>>>>
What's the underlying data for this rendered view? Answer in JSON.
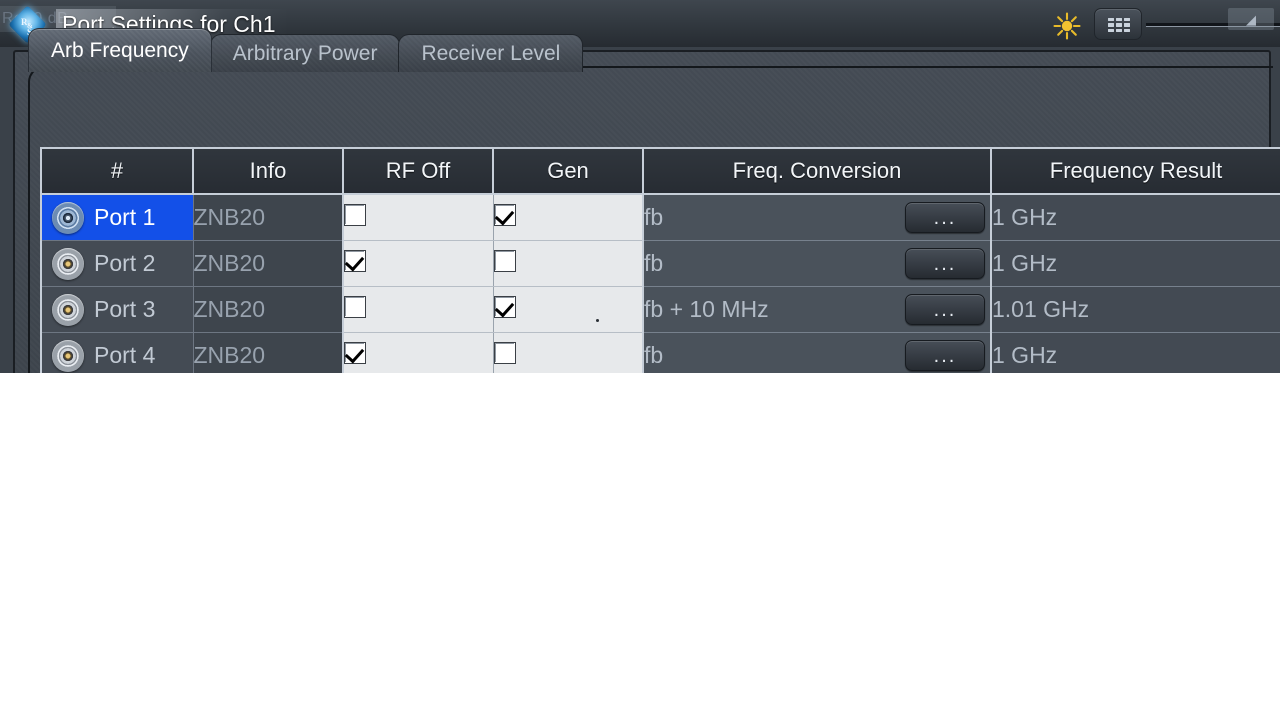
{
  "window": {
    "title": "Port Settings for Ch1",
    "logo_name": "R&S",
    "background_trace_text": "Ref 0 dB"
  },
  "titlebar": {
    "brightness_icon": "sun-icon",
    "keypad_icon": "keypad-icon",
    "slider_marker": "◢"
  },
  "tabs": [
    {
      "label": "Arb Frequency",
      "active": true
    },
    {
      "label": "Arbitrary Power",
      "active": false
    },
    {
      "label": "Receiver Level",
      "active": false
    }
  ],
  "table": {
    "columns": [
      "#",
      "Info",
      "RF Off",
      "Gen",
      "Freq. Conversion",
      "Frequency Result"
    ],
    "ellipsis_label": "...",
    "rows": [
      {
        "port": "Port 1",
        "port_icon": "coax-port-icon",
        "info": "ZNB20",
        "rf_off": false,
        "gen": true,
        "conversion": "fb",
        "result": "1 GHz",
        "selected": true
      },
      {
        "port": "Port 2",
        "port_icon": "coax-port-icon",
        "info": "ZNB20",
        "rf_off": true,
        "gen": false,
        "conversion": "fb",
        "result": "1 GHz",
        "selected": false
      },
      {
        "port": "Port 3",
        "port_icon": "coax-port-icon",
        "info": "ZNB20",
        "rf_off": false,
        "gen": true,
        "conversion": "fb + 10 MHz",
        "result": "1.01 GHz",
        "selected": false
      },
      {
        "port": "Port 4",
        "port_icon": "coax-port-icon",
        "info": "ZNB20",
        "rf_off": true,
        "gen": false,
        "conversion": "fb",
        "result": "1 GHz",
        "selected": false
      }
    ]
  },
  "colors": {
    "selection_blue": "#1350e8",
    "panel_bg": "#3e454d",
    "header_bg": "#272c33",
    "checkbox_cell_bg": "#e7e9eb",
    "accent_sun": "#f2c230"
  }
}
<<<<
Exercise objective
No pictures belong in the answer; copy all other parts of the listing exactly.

Task result
What's the underlying data for this rendered view? Answer in JSON.
{
  "window": {
    "title": "Port Settings for Ch1",
    "logo_name": "R&S",
    "background_trace_text": "Ref 0 dB"
  },
  "titlebar": {
    "brightness_icon": "sun-icon",
    "keypad_icon": "keypad-icon",
    "slider_marker": "◢"
  },
  "tabs": [
    {
      "label": "Arb Frequency",
      "active": true
    },
    {
      "label": "Arbitrary Power",
      "active": false
    },
    {
      "label": "Receiver Level",
      "active": false
    }
  ],
  "table": {
    "columns": [
      "#",
      "Info",
      "RF Off",
      "Gen",
      "Freq. Conversion",
      "Frequency Result"
    ],
    "ellipsis_label": "...",
    "rows": [
      {
        "port": "Port 1",
        "port_icon": "coax-port-icon",
        "info": "ZNB20",
        "rf_off": false,
        "gen": true,
        "conversion": "fb",
        "result": "1 GHz",
        "selected": true
      },
      {
        "port": "Port 2",
        "port_icon": "coax-port-icon",
        "info": "ZNB20",
        "rf_off": true,
        "gen": false,
        "conversion": "fb",
        "result": "1 GHz",
        "selected": false
      },
      {
        "port": "Port 3",
        "port_icon": "coax-port-icon",
        "info": "ZNB20",
        "rf_off": false,
        "gen": true,
        "conversion": "fb + 10 MHz",
        "result": "1.01 GHz",
        "selected": false
      },
      {
        "port": "Port 4",
        "port_icon": "coax-port-icon",
        "info": "ZNB20",
        "rf_off": true,
        "gen": false,
        "conversion": "fb",
        "result": "1 GHz",
        "selected": false
      }
    ]
  },
  "colors": {
    "selection_blue": "#1350e8",
    "panel_bg": "#3e454d",
    "header_bg": "#272c33",
    "checkbox_cell_bg": "#e7e9eb",
    "accent_sun": "#f2c230"
  }
}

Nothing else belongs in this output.